I've been working with Drupal since version 4.7, whenever that was. I admit that for many years, I didn't know what the D.A. did. Now I have a better understanding of what they do. The Drupal Association supports the Drupal community. They run Drupal.org and host DrupalCons, and they provide infrastrucutre and support for community initiatives.
The more I've engaged with the Drupal community, the more I've gotten out of it. My techie-home, though, has always been NTEN. And who helped make NTEN great? The nonprofit technology community did, under the leadership of Holly Ross. And now she's executive director of the D.A. I'm pretty excited about that.
It would be great to see the Drupal community fluorish in new ways.
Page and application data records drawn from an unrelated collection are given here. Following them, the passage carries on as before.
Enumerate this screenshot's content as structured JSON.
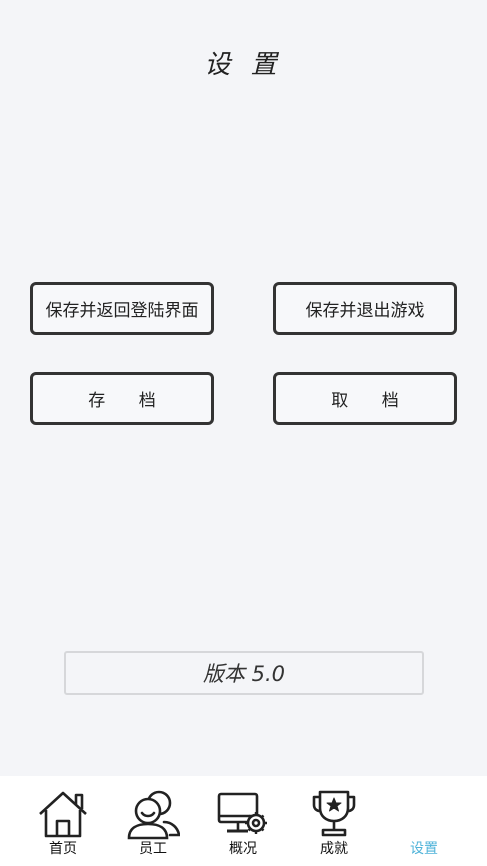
{
  "header": {
    "title": "设 置"
  },
  "actions": {
    "return_login_label": "保存并返回登陆界面",
    "exit_game_label": "保存并退出游戏",
    "save_label": "存 档",
    "load_label": "取 档"
  },
  "version": {
    "label": "版本 5.0"
  },
  "tabs": [
    {
      "label": "首页",
      "icon": "house-icon"
    },
    {
      "label": "员工",
      "icon": "people-icon"
    },
    {
      "label": "概况",
      "icon": "monitor-gear-icon"
    },
    {
      "label": "成就",
      "icon": "trophy-icon"
    },
    {
      "label": "设置",
      "icon": "",
      "active": true
    }
  ],
  "colors": {
    "active_tab": "#4fb3d9",
    "background": "#f4f5f8",
    "border": "#333333"
  }
}
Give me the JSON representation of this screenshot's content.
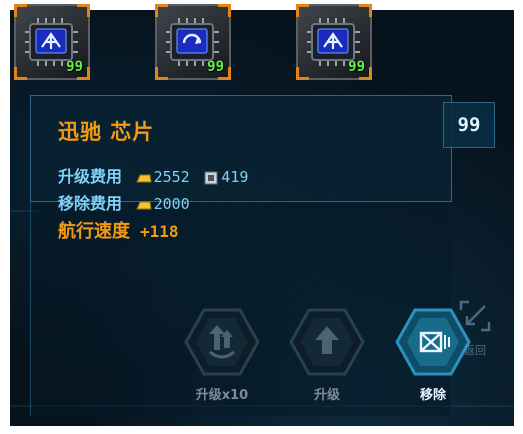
{
  "slots": [
    {
      "icon": "chip-icon",
      "count": "99"
    },
    {
      "icon": "chip-icon",
      "count": "99"
    },
    {
      "icon": "chip-icon",
      "count": "99"
    }
  ],
  "detail": {
    "level": "99",
    "title": "迅驰 芯片",
    "upgrade_cost_label": "升级费用",
    "upgrade_gold": "2552",
    "upgrade_parts": "419",
    "remove_cost_label": "移除费用",
    "remove_gold": "2000",
    "stat_label": "航行速度",
    "stat_value": "+118"
  },
  "actions": {
    "upgrade10_label": "升级x10",
    "upgrade_label": "升级",
    "remove_label": "移除",
    "back_label": "返回"
  },
  "colors": {
    "accent_orange": "#f29a12",
    "info_blue": "#7fd2f5",
    "count_green": "#62f24a",
    "remove_button": "#2a93bd"
  }
}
I want it to continue to be a place where I can both give and get support and inspiration for my work. If Drupal continues to improve as an open source platform, I'd like to see the Drupal community be more accessible to more people. So after many years, to throw in a small token of support for all these efforts, I joined the D.A. Individual memberships are priced flexibly, on a sliding scale, and that made it very affordable. I'm excited to see how the D.A. and the Drupal community will evolve over the next few years.